The Duke Center for Autism and Brain Development has been designated as a National Institutes of Health Autism Center of Excellence and received substantial funding for research on autism and attention deficit hyperactivity disorder. This $12 million, five-year program funds studies that seek to improve the screening, assessment, diagnosis, and treatment of young children with autism and/or ADHD, a comorbidity that is prevalent but not well understood.

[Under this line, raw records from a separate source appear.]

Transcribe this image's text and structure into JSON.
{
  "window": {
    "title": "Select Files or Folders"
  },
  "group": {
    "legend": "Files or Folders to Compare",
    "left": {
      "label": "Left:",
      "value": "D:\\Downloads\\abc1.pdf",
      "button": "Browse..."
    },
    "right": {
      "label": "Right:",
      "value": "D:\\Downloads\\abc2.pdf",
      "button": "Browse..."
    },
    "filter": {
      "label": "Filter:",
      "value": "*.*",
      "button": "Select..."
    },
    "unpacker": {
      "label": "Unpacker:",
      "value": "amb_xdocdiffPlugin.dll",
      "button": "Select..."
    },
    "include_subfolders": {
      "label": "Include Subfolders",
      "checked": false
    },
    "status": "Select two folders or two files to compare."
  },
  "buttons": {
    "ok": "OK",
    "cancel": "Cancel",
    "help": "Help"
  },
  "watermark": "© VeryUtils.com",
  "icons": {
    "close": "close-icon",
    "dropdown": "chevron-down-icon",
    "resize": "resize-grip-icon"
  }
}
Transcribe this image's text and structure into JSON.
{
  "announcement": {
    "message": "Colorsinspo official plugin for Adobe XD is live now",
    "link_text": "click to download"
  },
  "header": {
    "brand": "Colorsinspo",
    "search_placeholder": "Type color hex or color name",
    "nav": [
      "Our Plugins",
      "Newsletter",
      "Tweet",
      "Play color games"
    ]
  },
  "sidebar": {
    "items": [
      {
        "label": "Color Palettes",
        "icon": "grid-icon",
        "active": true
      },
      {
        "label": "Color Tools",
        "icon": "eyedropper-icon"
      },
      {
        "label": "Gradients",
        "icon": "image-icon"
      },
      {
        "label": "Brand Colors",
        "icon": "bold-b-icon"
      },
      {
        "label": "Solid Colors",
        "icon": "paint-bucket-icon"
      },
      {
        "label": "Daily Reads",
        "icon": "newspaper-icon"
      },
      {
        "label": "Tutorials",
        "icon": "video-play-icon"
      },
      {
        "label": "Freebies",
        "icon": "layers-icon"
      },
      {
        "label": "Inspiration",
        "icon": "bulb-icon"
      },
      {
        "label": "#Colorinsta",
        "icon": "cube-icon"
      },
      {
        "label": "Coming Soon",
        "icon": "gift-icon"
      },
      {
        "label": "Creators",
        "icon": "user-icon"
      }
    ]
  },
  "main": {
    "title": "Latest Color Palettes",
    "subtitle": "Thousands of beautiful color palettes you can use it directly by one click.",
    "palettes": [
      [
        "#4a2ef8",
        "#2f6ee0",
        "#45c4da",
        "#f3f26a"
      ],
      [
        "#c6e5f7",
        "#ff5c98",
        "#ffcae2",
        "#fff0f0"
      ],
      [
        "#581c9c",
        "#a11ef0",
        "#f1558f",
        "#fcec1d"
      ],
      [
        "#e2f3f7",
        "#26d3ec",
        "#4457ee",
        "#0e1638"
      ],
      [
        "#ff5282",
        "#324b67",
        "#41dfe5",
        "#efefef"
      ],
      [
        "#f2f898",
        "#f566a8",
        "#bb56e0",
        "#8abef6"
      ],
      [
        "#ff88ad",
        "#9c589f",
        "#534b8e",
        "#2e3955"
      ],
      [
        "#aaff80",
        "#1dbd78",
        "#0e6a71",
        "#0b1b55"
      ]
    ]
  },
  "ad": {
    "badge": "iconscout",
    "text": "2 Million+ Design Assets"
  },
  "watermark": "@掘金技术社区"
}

The Center’s mission is to provide exceptional, compassionate care to families so that each individual with autism will realize his or her fullest potential and to expand our impact through education, innovative research, and public policy. DIBS works closely with the Center to support education and outreach efforts such as the annual Autism Awareness Month lecture and Discovery Day.
DIBS Director Geraldine Dawson, PhD, a renowned researcher in the development and diagnosis of autism spectrum disorder in young children, directs the Autism Center. She is William Clelland Distinguished Professor of Psychiatry and Behavioral Sciences at Duke University, where she also is Professor of Pediatrics and Psychology & Neuroscience.
Spring 2021 Seminar Series
Note: All seminars are held from 4-5 p.m. ET. Advance registration is required.
Jan. 6, 2021 - Vanessa Bal, PhD, Rutgers University, "Assessment of Minimally Verbal Children and Adults" REGISTER HERE
Feb. 3, 2021 - Giulia Righi, PhD., Brown University, "A Partial Hospital Program for Children & Adolescents with Developmental Disabilities & Psychiatric Co-morbidities: Lessons from the Trenches"
March 3, 2021 - Jill Locke, PhD, University of Washington, "Applying Implementation Science Methods to Support Evidence-based Practice Use for Children with Autism in Schools"
May 12, 2021 - Danai Fannin, PhD., North Carolina Central University, "Rural Health Disparities in ASD"